Ganguly, R., Brownlow, C., Du Preez, J. & Graham, C. (2015). Resilience/Thriving in Post-Secondary Students with Disabilities. Report submitted to the National Centre for Student Equity in Higher Education (NCSEHE), Curtin University: Perth. 

Grimes, S., Southgate, E., Scevak, J. and Buchanan, R. (2018). University student perspectives   on institutional non-disclosure of disability and learning challenges: reasons for   staying invisible. International Journal of Inclusive Education, DOI:10.1080/13603116.2018.1442507  

Kent, M. (2016). Access and Barriers to Online Education for People with Disabilities. Report submitted to the National Centre for Student Equity in Higher Education (NCSEHE), Curtin University: Perth. 

Kilpatrick, S., Johns, S., Barnes, R., McLennan, D., Fischer, S. & Magnussen, K. (2016). Exploring the Retention and Success of Students with Disability. Report submitted to the National Centre for Student Equity in Higher Education (NCSEHE), Curtin University: Perth. 

Owen, C., McCann, D., Rayner, C., Devereaux, C., Sheehan, F. & Quarmby, L. (2016) Supporting Students with Autism Spectrum Disorder in Higher Education. Report submitted to the National Centre for Student Equity in Higher Education (NCSEHE), Curtin University: Perth. 

Ryan, J. (2011). Access and participation in higher education of students with disabilities: access to what:?, The Australian Educational Researcher, 38, 73-93. 

Vickerman, P. and Blundell, M. (2010). Hearing the voices of disabled students in higher education, Disability & Society, 25(1), 21-32. DOI: 10.1080/09687590903363290  

Wray, M. (2013). Comparing disabled students’ entry to higher education with their non-  disabled peers – barriers and enablers to success, Widening Participation and Lifelong Learning, 14(3), 87-101. 

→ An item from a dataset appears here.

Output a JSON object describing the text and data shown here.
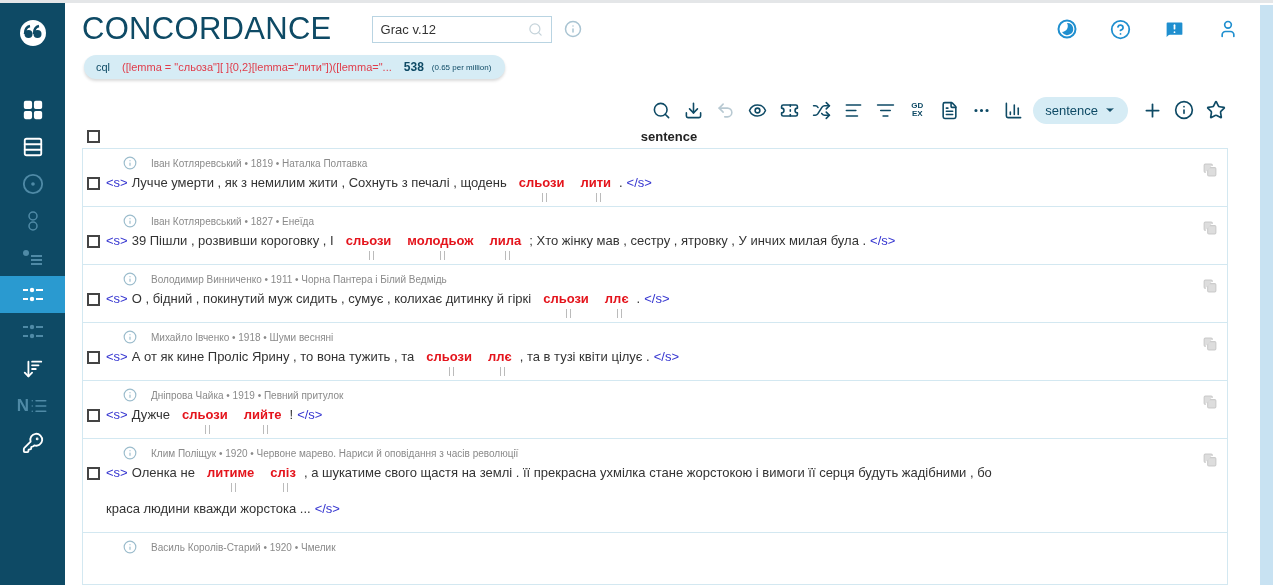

Dr Sally Baker is a lecturer for the School of Education at the University of New South Wales in Sydney, Australia. Sally’s research primarily focuses on equity in higher education, with her main interests being education policy, experiences of students from refugee and culturally and linguistically diverse backgrounds and educational transitions. She is currently the Co-Chair of the Refugee Education Special Interest Group and the educational focal point in the Forced Migration Research Network at UNSW.

The thematic organisation of the open access annotated bibliographies (OAABs) does not reflect the intersecting and complex overlaps of the various foci in the literature, so please keep in mind that this is an interpretive exercise and one that could easily be reworked by another set of authors. An important note to make is that these resources should not be read as ‘the reading’ of any piece — rather they reflect the interpretive lens of a small number of people and should therefore be used as a ‘way in’ to the academic and grey literature. Hyperlinks have been provided to each entry (where possible) so that you may be able to access the original texts (although many of these will be hidden behind pay walls, which we cannot override for copyright reasons).

Furthermore, it is important to note that these resources are not a ‘finished product’; rather, they are reflective of an on-going, iterative engagement with the inter/national literature that critically engages with issues relating to equity in education. As such, there are unintentional omissions in these resources — if you see a gap in the literature, please feel free to make this clear, or offer an entry for inclusion. This annotated bibliography will be updated every six months for the first year, and annually thereafter.

Equity Groups: Students with Disabilities